Darwin Day Celebration Down Under for 2003
Darwin Day Celebration Down Under for 2004
Canberra Skeptics Darwin Day Address for 2005
Darwin 200 (off site)
"The 200th anniversary of the birth of Charles Robert Darwin falls on 12 February 2009."
Darwin200 (off site)
Darwin Centre (off site)
London's Natural History Museum
About Darwin (off site)
Boyhood and Edinburgh: Erasmus Darwin, Lamarck, and Culver (off site)
Religious Belief (off site)
Quote from The Origin of Species Review
Celebrating Darwin's Birthday
Darwin the Disturber (off site)
"Today is the 200th anniversary of the birth of Charles Darwin, disturber of the peace, and this year also marks the 150th anniversary of the publication of Darwin's On The Origin of Species. It seems only fitting to reflect on the reasons why Darwin's conclusions about the origins and evolution of human--and all--life continue to trouble and challenge members of the human species in the 21st century."
Darwin Correspondence Project (off site)
Darwin's Precursors and
Influences (off site)
The writings of Charles Darwin on the web (off site)
The Complete Works of Charles Darwin Online
"... the largest collection of Darwin's writings ever assembled".
The Pocket Darwin
Susan Brassfield Cogan
(The co-founder, with Charles Darwin, of the Theory of Evolution)
How Darwin won the evolution race (off site)
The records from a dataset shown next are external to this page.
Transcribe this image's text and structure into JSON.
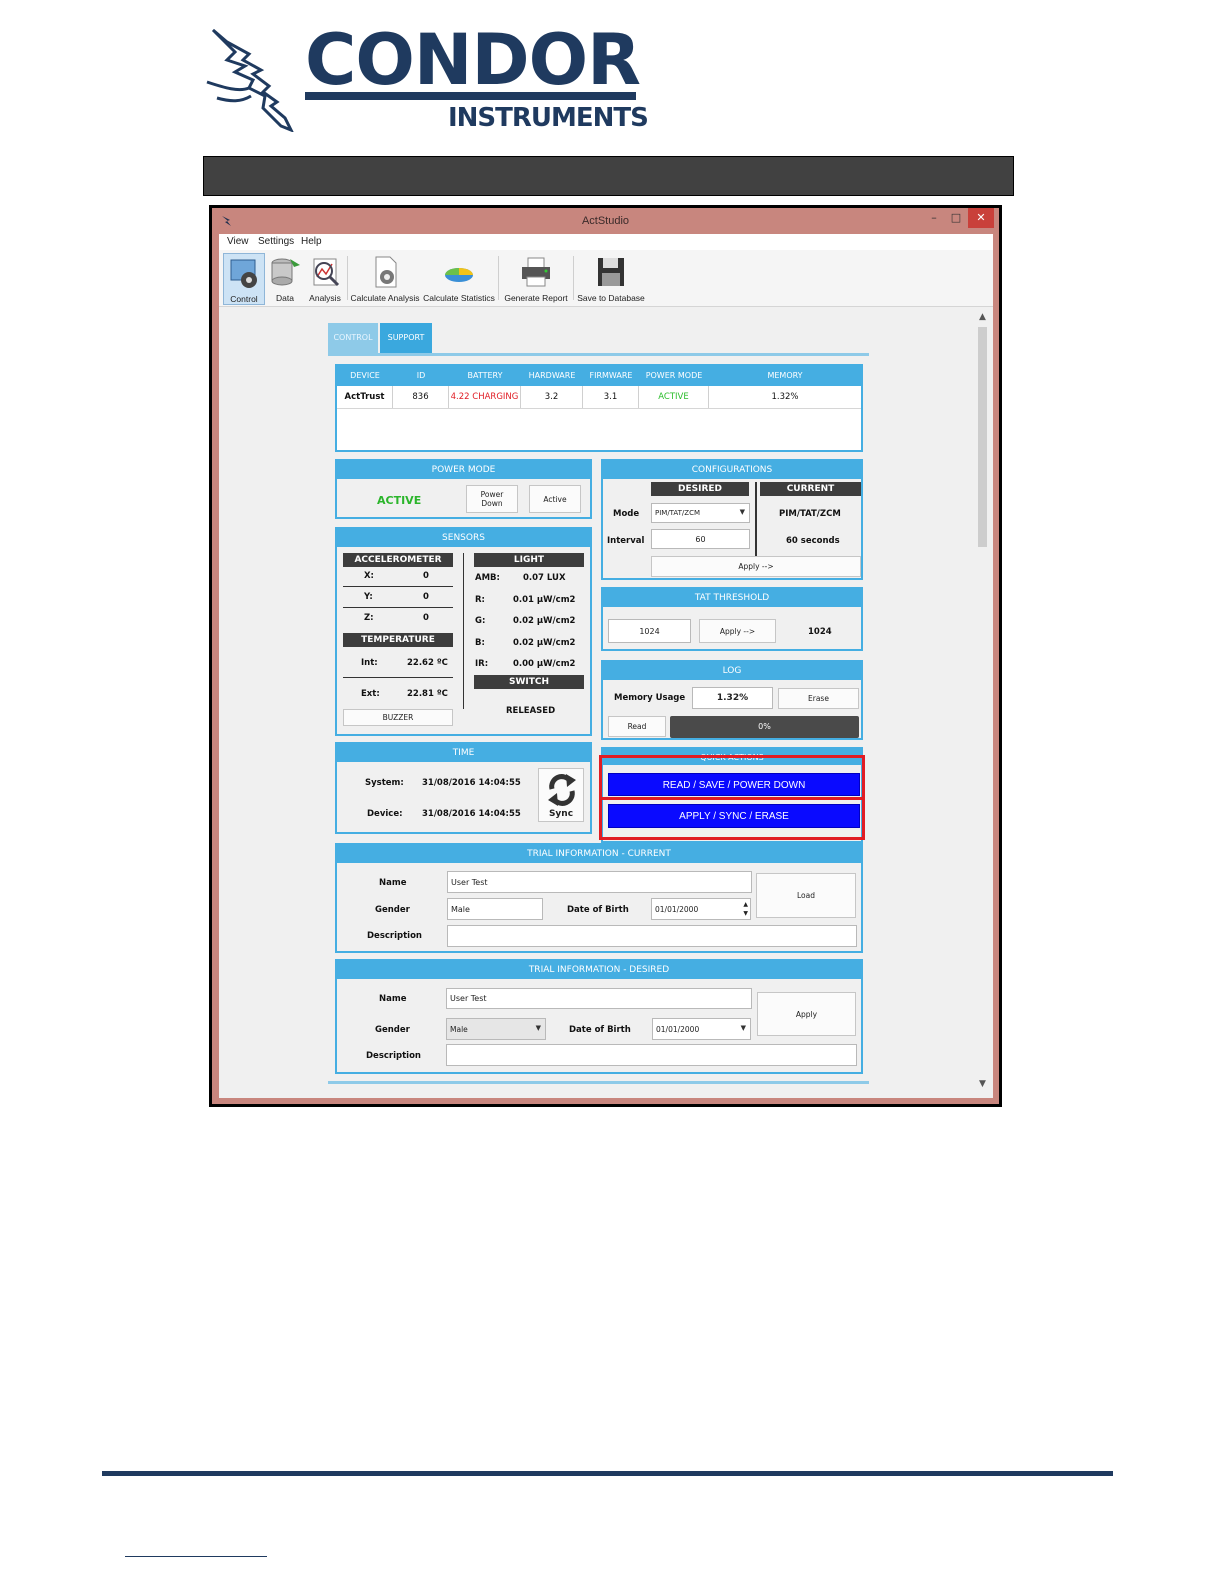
{
  "logo": {
    "brand": "CONDOR",
    "sub": "INSTRUMENTS"
  },
  "window": {
    "title": "ActStudio",
    "controls": {
      "minimize": "–",
      "maximize": "□",
      "close": "✕"
    }
  },
  "menu": [
    "View",
    "Settings",
    "Help"
  ],
  "toolbar": [
    {
      "label": "Control",
      "icon": "control-icon",
      "active": true
    },
    {
      "label": "Data",
      "icon": "database-icon"
    },
    {
      "label": "Analysis",
      "icon": "analysis-icon"
    },
    {
      "label": "Calculate Analysis",
      "icon": "calculate-analysis-icon"
    },
    {
      "label": "Calculate Statistics",
      "icon": "statistics-icon"
    },
    {
      "label": "Generate Report",
      "icon": "printer-icon"
    },
    {
      "label": "Save to Database",
      "icon": "floppy-disk-icon"
    }
  ],
  "tabs": [
    "CONTROL",
    "SUPPORT"
  ],
  "device_table": {
    "headers": [
      "DEVICE",
      "ID",
      "BATTERY",
      "HARDWARE",
      "FIRMWARE",
      "POWER MODE",
      "MEMORY"
    ],
    "row": [
      "ActTrust",
      "836",
      "4.22 CHARGING",
      "3.2",
      "3.1",
      "ACTIVE",
      "1.32%"
    ]
  },
  "power_mode": {
    "title": "POWER MODE",
    "status": "ACTIVE",
    "power_down": "Power Down",
    "active": "Active"
  },
  "sensors": {
    "title": "SENSORS",
    "accelerometer": {
      "title": "ACCELEROMETER",
      "x_label": "X:",
      "x": "0",
      "y_label": "Y:",
      "y": "0",
      "z_label": "Z:",
      "z": "0"
    },
    "temperature": {
      "title": "TEMPERATURE",
      "int_label": "Int:",
      "int": "22.62 ºC",
      "ext_label": "Ext:",
      "ext": "22.81 ºC"
    },
    "buzzer": "BUZZER",
    "light": {
      "title": "LIGHT",
      "amb_label": "AMB:",
      "amb": "0.07 LUX",
      "r_label": "R:",
      "r": "0.01 µW/cm2",
      "g_label": "G:",
      "g": "0.02 µW/cm2",
      "b_label": "B:",
      "b": "0.02 µW/cm2",
      "ir_label": "IR:",
      "ir": "0.00 µW/cm2"
    },
    "switch": {
      "title": "SWITCH",
      "state": "RELEASED"
    }
  },
  "time": {
    "title": "TIME",
    "system_label": "System:",
    "system": "31/08/2016 14:04:55",
    "device_label": "Device:",
    "device": "31/08/2016 14:04:55",
    "sync": "Sync"
  },
  "configurations": {
    "title": "CONFIGURATIONS",
    "desired": "DESIRED",
    "current": "CURRENT",
    "mode_label": "Mode",
    "mode_desired": "PIM/TAT/ZCM",
    "mode_current": "PIM/TAT/ZCM",
    "interval_label": "Interval",
    "interval_desired": "60",
    "interval_current": "60 seconds",
    "apply": "Apply -->"
  },
  "tat_threshold": {
    "title": "TAT THRESHOLD",
    "desired": "1024",
    "apply": "Apply -->",
    "current": "1024"
  },
  "log": {
    "title": "LOG",
    "memory_label": "Memory Usage",
    "memory": "1.32%",
    "erase": "Erase",
    "read": "Read",
    "progress": "0%",
    "progress_value": 0
  },
  "quick_actions": {
    "title": "QUICK ACTIONS",
    "read_save": "READ / SAVE / POWER DOWN",
    "apply_sync": "APPLY / SYNC / ERASE"
  },
  "trial_current": {
    "title": "TRIAL INFORMATION - CURRENT",
    "name_label": "Name",
    "name": "User Test",
    "gender_label": "Gender",
    "gender": "Male",
    "dob_label": "Date of Birth",
    "dob": "01/01/2000",
    "description_label": "Description",
    "description": "",
    "load": "Load"
  },
  "trial_desired": {
    "title": "TRIAL INFORMATION - DESIRED",
    "name_label": "Name",
    "name": "User Test",
    "gender_label": "Gender",
    "gender": "Male",
    "dob_label": "Date of Birth",
    "dob": "01/01/2000",
    "description_label": "Description",
    "description": "",
    "apply": "Apply"
  },
  "colors": {
    "panel_blue": "#45aee2",
    "battery_red": "#e01c24",
    "active_green": "#2bbd2b",
    "quick_blue": "#0a0aff",
    "highlight_red": "#e01c24",
    "brand_navy": "#1f3a5f"
  }
}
"It's 150 years since Darwin made one of the the most significant breakthroughs in scientific history - the theory of natural selection. But if it hadn't been for a young ornithologist on the other side of the world, his seminal work might never have appeared. Robin McKie tells the extraordinary story behind The Origin of Species"
Robin McKie, The Observer, 22 June 2008
Darwin, Linnaeus, and One Sleepy Guy (off site)
"Now, when we think about the magnificence of nature, the majesty of life that biologists seek to decipher, microbes may seem like minor stuff. What’s a bacterium next to a human being, or a blue whale, or a redwood? But if I’m successful today, you will leave here convinced that microbes are in fact a very big deal. They dominate the history of life, and dominate the planet right now. And they force us to rethink the ideas we’ve inherited from Linnaeus and Darwin."
On line books by Charles Darwin
The Collective Works of Charles Darwin on CD-ROM
"Lightbinders is proud to present the second edition of the Darwin CD-ROM. The collection features Darwin's classic works The Origin of Species (6th edition, 1872) and The Descent of Man (1871) as well as The Voyage of the Beagle (1845), The Expression of the Emotions in Man and Animals (1872) and The Structure and Distribution of Coral Reefs (1842)." and much more. Follow the link to purchase this wonderfully informative CD-ROM.